- Why did everyone start to hate the Russians if the U.S. did the same thing in Afghanistan, Iraq?
- What needs to be corrected in the management of Russia first?
- Why did Blaise Pascal become a religious man at the end of his life?
- How do I know if a guy likes you?
- When they say "one generation", how many do they mean?
This is an extremely dubious statement, if only because history is much younger than philosophy, even if we try to talk about historians starting with Herodotus (and history will only really begin to become a science in the XIX century). And philosophy, in principle, as a form and instrument of cognition of the world, is the original foundation of science as a phenomenon. Any.
Another question is, if we talk about some specific philosophers and their concepts – there the reliance on history can be very clear, a vivid example is the same Marx.

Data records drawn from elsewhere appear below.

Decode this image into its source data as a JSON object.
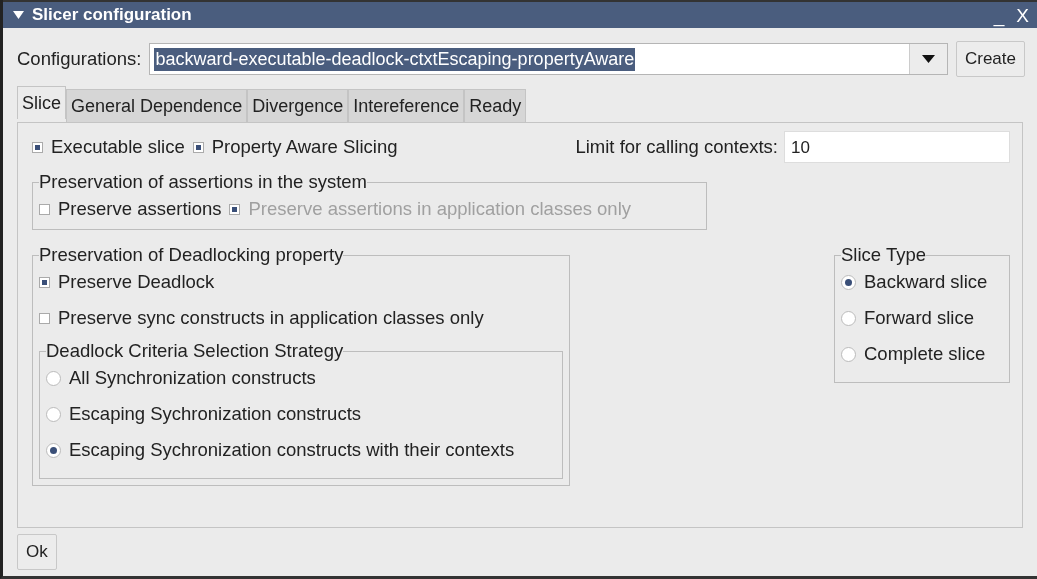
{
  "window": {
    "title": "Slicer configuration",
    "controls": [
      "_",
      "X"
    ]
  },
  "configurations": {
    "label": "Configurations:",
    "value": "backward-executable-deadlock-ctxtEscaping-propertyAware",
    "highlighted": true
  },
  "create_button": "Create",
  "tabs": [
    {
      "label": "Slice",
      "selected": true
    },
    {
      "label": "General Dependence",
      "selected": false
    },
    {
      "label": "Divergence",
      "selected": false
    },
    {
      "label": "Intereference",
      "selected": false
    },
    {
      "label": "Ready",
      "selected": false
    }
  ],
  "options": [
    {
      "label": "Executable slice",
      "checked": true
    },
    {
      "label": "Property Aware Slicing",
      "checked": true
    }
  ],
  "limit": {
    "label": "Limit for calling contexts:",
    "value": "10"
  },
  "assertions_group": {
    "title": "Preservation of assertions in the system",
    "options": [
      {
        "label": "Preserve assertions",
        "checked": false,
        "disabled": false
      },
      {
        "label": "Preserve assertions in application classes only",
        "checked": true,
        "disabled": true
      }
    ]
  },
  "deadlock_group": {
    "title": "Preservation of Deadlocking property",
    "options": [
      {
        "label": "Preserve Deadlock",
        "checked": true
      },
      {
        "label": "Preserve sync constructs in application classes only",
        "checked": false
      }
    ],
    "strategy": {
      "title": "Deadlock Criteria Selection Strategy",
      "options": [
        {
          "label": "All Synchronization constructs",
          "selected": false
        },
        {
          "label": "Escaping Sychronization constructs",
          "selected": false
        },
        {
          "label": "Escaping Sychronization constructs with their contexts",
          "selected": true
        }
      ]
    }
  },
  "slice_type": {
    "title": "Slice Type",
    "options": [
      {
        "label": "Backward slice",
        "selected": true
      },
      {
        "label": "Forward slice",
        "selected": false
      },
      {
        "label": "Complete slice",
        "selected": false
      }
    ]
  },
  "ok_button": "Ok"
}
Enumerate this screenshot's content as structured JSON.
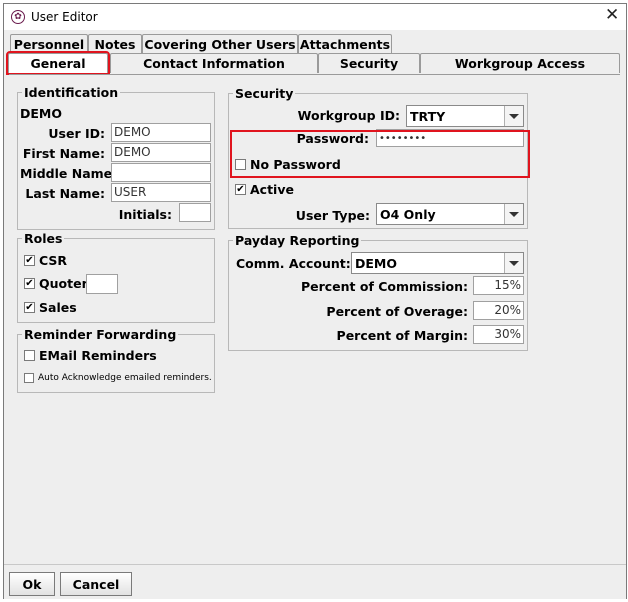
{
  "window": {
    "title": "User Editor"
  },
  "tabs_row1": [
    "Personnel",
    "Notes",
    "Covering Other Users",
    "Attachments"
  ],
  "tabs_row2": [
    "General",
    "Contact Information",
    "Security",
    "Workgroup Access"
  ],
  "identification": {
    "legend": "Identification",
    "header": "DEMO",
    "user_id_label": "User ID:",
    "user_id_value": "DEMO",
    "first_name_label": "First Name:",
    "first_name_value": "DEMO",
    "middle_name_label": "Middle Name:",
    "middle_name_value": "",
    "last_name_label": "Last Name:",
    "last_name_value": "USER",
    "initials_label": "Initials:",
    "initials_value": ""
  },
  "roles": {
    "legend": "Roles",
    "csr_label": "CSR",
    "csr_checked": "✔",
    "quoter_label": "Quoter",
    "quoter_checked": "✔",
    "quoter_value": "",
    "sales_label": "Sales",
    "sales_checked": "✔"
  },
  "reminder": {
    "legend": "Reminder Forwarding",
    "email_label": "EMail Reminders",
    "auto_label": "Auto Acknowledge emailed reminders."
  },
  "security": {
    "legend": "Security",
    "workgroup_label": "Workgroup ID:",
    "workgroup_value": "TRTY",
    "password_label": "Password:",
    "password_value": "••••••••",
    "no_password_label": "No Password",
    "active_label": "Active",
    "active_checked": "✔",
    "user_type_label": "User Type:",
    "user_type_value": "O4 Only"
  },
  "payday": {
    "legend": "Payday Reporting",
    "comm_account_label": "Comm. Account:",
    "comm_account_value": "DEMO",
    "commission_label": "Percent of Commission:",
    "commission_value": "15%",
    "overage_label": "Percent of Overage:",
    "overage_value": "20%",
    "margin_label": "Percent of Margin:",
    "margin_value": "30%"
  },
  "buttons": {
    "ok": "Ok",
    "cancel": "Cancel"
  },
  "colors": {
    "highlight": "#e0141e",
    "panel_bg": "#eeeeee"
  }
}
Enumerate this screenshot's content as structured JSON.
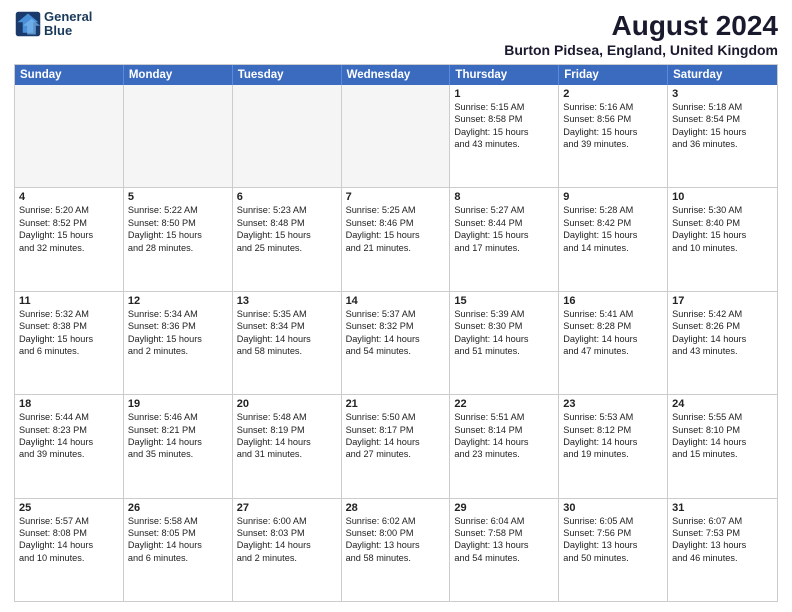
{
  "header": {
    "logo_line1": "General",
    "logo_line2": "Blue",
    "main_title": "August 2024",
    "subtitle": "Burton Pidsea, England, United Kingdom"
  },
  "calendar": {
    "headers": [
      "Sunday",
      "Monday",
      "Tuesday",
      "Wednesday",
      "Thursday",
      "Friday",
      "Saturday"
    ],
    "weeks": [
      [
        {
          "day": "",
          "info": ""
        },
        {
          "day": "",
          "info": ""
        },
        {
          "day": "",
          "info": ""
        },
        {
          "day": "",
          "info": ""
        },
        {
          "day": "1",
          "info": "Sunrise: 5:15 AM\nSunset: 8:58 PM\nDaylight: 15 hours\nand 43 minutes."
        },
        {
          "day": "2",
          "info": "Sunrise: 5:16 AM\nSunset: 8:56 PM\nDaylight: 15 hours\nand 39 minutes."
        },
        {
          "day": "3",
          "info": "Sunrise: 5:18 AM\nSunset: 8:54 PM\nDaylight: 15 hours\nand 36 minutes."
        }
      ],
      [
        {
          "day": "4",
          "info": "Sunrise: 5:20 AM\nSunset: 8:52 PM\nDaylight: 15 hours\nand 32 minutes."
        },
        {
          "day": "5",
          "info": "Sunrise: 5:22 AM\nSunset: 8:50 PM\nDaylight: 15 hours\nand 28 minutes."
        },
        {
          "day": "6",
          "info": "Sunrise: 5:23 AM\nSunset: 8:48 PM\nDaylight: 15 hours\nand 25 minutes."
        },
        {
          "day": "7",
          "info": "Sunrise: 5:25 AM\nSunset: 8:46 PM\nDaylight: 15 hours\nand 21 minutes."
        },
        {
          "day": "8",
          "info": "Sunrise: 5:27 AM\nSunset: 8:44 PM\nDaylight: 15 hours\nand 17 minutes."
        },
        {
          "day": "9",
          "info": "Sunrise: 5:28 AM\nSunset: 8:42 PM\nDaylight: 15 hours\nand 14 minutes."
        },
        {
          "day": "10",
          "info": "Sunrise: 5:30 AM\nSunset: 8:40 PM\nDaylight: 15 hours\nand 10 minutes."
        }
      ],
      [
        {
          "day": "11",
          "info": "Sunrise: 5:32 AM\nSunset: 8:38 PM\nDaylight: 15 hours\nand 6 minutes."
        },
        {
          "day": "12",
          "info": "Sunrise: 5:34 AM\nSunset: 8:36 PM\nDaylight: 15 hours\nand 2 minutes."
        },
        {
          "day": "13",
          "info": "Sunrise: 5:35 AM\nSunset: 8:34 PM\nDaylight: 14 hours\nand 58 minutes."
        },
        {
          "day": "14",
          "info": "Sunrise: 5:37 AM\nSunset: 8:32 PM\nDaylight: 14 hours\nand 54 minutes."
        },
        {
          "day": "15",
          "info": "Sunrise: 5:39 AM\nSunset: 8:30 PM\nDaylight: 14 hours\nand 51 minutes."
        },
        {
          "day": "16",
          "info": "Sunrise: 5:41 AM\nSunset: 8:28 PM\nDaylight: 14 hours\nand 47 minutes."
        },
        {
          "day": "17",
          "info": "Sunrise: 5:42 AM\nSunset: 8:26 PM\nDaylight: 14 hours\nand 43 minutes."
        }
      ],
      [
        {
          "day": "18",
          "info": "Sunrise: 5:44 AM\nSunset: 8:23 PM\nDaylight: 14 hours\nand 39 minutes."
        },
        {
          "day": "19",
          "info": "Sunrise: 5:46 AM\nSunset: 8:21 PM\nDaylight: 14 hours\nand 35 minutes."
        },
        {
          "day": "20",
          "info": "Sunrise: 5:48 AM\nSunset: 8:19 PM\nDaylight: 14 hours\nand 31 minutes."
        },
        {
          "day": "21",
          "info": "Sunrise: 5:50 AM\nSunset: 8:17 PM\nDaylight: 14 hours\nand 27 minutes."
        },
        {
          "day": "22",
          "info": "Sunrise: 5:51 AM\nSunset: 8:14 PM\nDaylight: 14 hours\nand 23 minutes."
        },
        {
          "day": "23",
          "info": "Sunrise: 5:53 AM\nSunset: 8:12 PM\nDaylight: 14 hours\nand 19 minutes."
        },
        {
          "day": "24",
          "info": "Sunrise: 5:55 AM\nSunset: 8:10 PM\nDaylight: 14 hours\nand 15 minutes."
        }
      ],
      [
        {
          "day": "25",
          "info": "Sunrise: 5:57 AM\nSunset: 8:08 PM\nDaylight: 14 hours\nand 10 minutes."
        },
        {
          "day": "26",
          "info": "Sunrise: 5:58 AM\nSunset: 8:05 PM\nDaylight: 14 hours\nand 6 minutes."
        },
        {
          "day": "27",
          "info": "Sunrise: 6:00 AM\nSunset: 8:03 PM\nDaylight: 14 hours\nand 2 minutes."
        },
        {
          "day": "28",
          "info": "Sunrise: 6:02 AM\nSunset: 8:00 PM\nDaylight: 13 hours\nand 58 minutes."
        },
        {
          "day": "29",
          "info": "Sunrise: 6:04 AM\nSunset: 7:58 PM\nDaylight: 13 hours\nand 54 minutes."
        },
        {
          "day": "30",
          "info": "Sunrise: 6:05 AM\nSunset: 7:56 PM\nDaylight: 13 hours\nand 50 minutes."
        },
        {
          "day": "31",
          "info": "Sunrise: 6:07 AM\nSunset: 7:53 PM\nDaylight: 13 hours\nand 46 minutes."
        }
      ]
    ]
  }
}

But this hardly applies to philosophy as a whole, as far as I (being a historian) imagine it.
Again, in our time, there is practically no longer any “pure” science — all kinds of interdisciplinary research and work are everywhere, all sciences are somehow intertwined, use each other's tools and provide them themselves. It seems to me that in the twenty — first century, it is impossible and, most importantly, unnecessary to try to establish such relations between the sciences.

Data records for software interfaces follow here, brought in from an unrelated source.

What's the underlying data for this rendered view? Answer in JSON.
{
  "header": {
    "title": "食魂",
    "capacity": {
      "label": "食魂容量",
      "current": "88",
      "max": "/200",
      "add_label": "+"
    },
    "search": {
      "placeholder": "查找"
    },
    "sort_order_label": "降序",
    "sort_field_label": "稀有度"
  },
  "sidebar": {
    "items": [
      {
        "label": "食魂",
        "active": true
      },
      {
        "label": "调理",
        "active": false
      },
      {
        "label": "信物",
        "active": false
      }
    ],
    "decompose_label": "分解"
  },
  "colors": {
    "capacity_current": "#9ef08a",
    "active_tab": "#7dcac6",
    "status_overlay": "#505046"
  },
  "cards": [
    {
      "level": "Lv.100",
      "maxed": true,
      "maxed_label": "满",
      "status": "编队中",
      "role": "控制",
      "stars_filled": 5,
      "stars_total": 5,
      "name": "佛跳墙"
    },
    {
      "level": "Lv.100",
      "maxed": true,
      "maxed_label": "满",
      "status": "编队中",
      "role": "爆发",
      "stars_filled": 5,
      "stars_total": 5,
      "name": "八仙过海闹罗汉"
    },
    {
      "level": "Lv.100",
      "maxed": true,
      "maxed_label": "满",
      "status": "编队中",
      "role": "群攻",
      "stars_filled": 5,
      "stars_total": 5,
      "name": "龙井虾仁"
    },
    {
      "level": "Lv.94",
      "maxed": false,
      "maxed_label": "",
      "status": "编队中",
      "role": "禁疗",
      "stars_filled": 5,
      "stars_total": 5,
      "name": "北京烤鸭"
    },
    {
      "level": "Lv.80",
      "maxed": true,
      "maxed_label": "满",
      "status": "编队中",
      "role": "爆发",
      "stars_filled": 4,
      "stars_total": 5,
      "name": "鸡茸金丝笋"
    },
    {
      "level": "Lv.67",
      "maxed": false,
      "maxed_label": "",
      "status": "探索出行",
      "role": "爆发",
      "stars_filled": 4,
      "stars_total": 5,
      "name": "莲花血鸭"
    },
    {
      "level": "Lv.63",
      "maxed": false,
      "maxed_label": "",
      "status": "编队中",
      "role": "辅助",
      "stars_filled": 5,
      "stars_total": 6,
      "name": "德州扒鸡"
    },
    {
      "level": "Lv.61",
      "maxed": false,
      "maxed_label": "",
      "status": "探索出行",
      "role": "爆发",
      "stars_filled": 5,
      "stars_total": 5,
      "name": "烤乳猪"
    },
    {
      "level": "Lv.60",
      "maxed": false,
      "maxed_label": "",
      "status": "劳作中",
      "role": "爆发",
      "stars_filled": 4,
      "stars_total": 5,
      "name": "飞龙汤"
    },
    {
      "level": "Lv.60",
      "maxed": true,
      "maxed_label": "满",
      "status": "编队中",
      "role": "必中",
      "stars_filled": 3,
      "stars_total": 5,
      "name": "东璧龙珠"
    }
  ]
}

These sciences (although not everyone considers both history and philosophy to be a science) are quite closely related: there is a philosophy of history, social philosophy, and political philosophy. These sections often take examples of situations from history. However, I would not call history the foundation of philosophy.
And here's why:
The “father” of history is Herodotus, who lived in the fifth century BC in the city of Halicarnassus. Prior to him, we find almost nothing about historical writings (although Umberto Eco used the term “logographer”, which is defined as ” a group of historians who worked before Herodotus).
And we can talk about philosophy at least from the appearance of the Milesian school, whose representatives lived in the VI century BC (and if we take the example of India and China, we will go deeper even earlier). So chronologically, history as a science appeared later than philosophy and could not be its foundation.
And the field of interests of philosophy is wider: this includes linguistics, semiotics, and ontology with epistemology. These sections are often not related to the history.
Philosophy is completely independent of history. Questions of philosophy are relevant here and now, and at the same time – always, at any moment in human history, because they stem from the specifics of human thinking, the specifics that remain largely unchanged throughout the historical process.
Yes, it is possible that some concepts could not have been created at a different time and place, but we do not need to know this time and place to understand the concepts themselves.
You don't need to know the history of antiquity to understand Socrates, and you don't need to know the history of the Middle Ages to understand Marx.
Due to the fact that history often uses concepts and concepts of other sciences, it is sometimes considered not an independent discipline, but a foundation, a source for philosophy/sociology/other social and humanitarian sciences. Now this is more often disagreed with. Using someone else's conceptual framework does not make history less of a full-fledged science. Historians have their own methods and techniques, and their work is interesting and necessary even without any connection with philosophy. And philosophy, as far as I understand it, does just fine without an empirical foundation from historians.
It is not. Philosophy and History are two separate subjects. In most cases, they are not connected in any way.
I believe that the foundation of philosophy is a worldview.
The foundation of philosophy is a person's ability to think. And already on this foundation, logical , analytical, research, cognitive and other constructions are built.
History is, on the one hand, a sequence of events in the past. We mean facts that are beyond the control of human consciousness. On the other hand, it is the interpretation of social events and social phenomena. And in this sense, history is politics. This is a policy reversed.
To a certain extent, philosophy is no stranger to politics. Or rather, politics draws on philosophy for its justification.
Thus, any area of intelligent human activity ( including, if not primarily, science) will be significantly affected by human nature. And it, alas, is still imperfect.
The correlation of different disciplines or sciences is a subjective thing, since this division or subdivision occurs in the individual human mind, which is as diverse in quality, degree and capabilities as the ocean fauna is diverse.
the foundation of philosophy is natural philosophy, which considers the present and the phenomena of everyday life. thus, the past and history are considered in philosophy only as an example of events and the experience of ancestors, but they are not the basis (or foundation).
IN HISTORY (this is the past), it is not dates and personalities that are important…. but conclusions that need to be drawn for the future and avoid mistakes…
PHILOSOPHY is people's thoughts about the past, present, and future…. As a rule, they are not generalized, without a general analysis of the material… mostly different fictions of individuals…..
With 25.351% of the total intelligence in the Solar System, humanity is far from the Truth.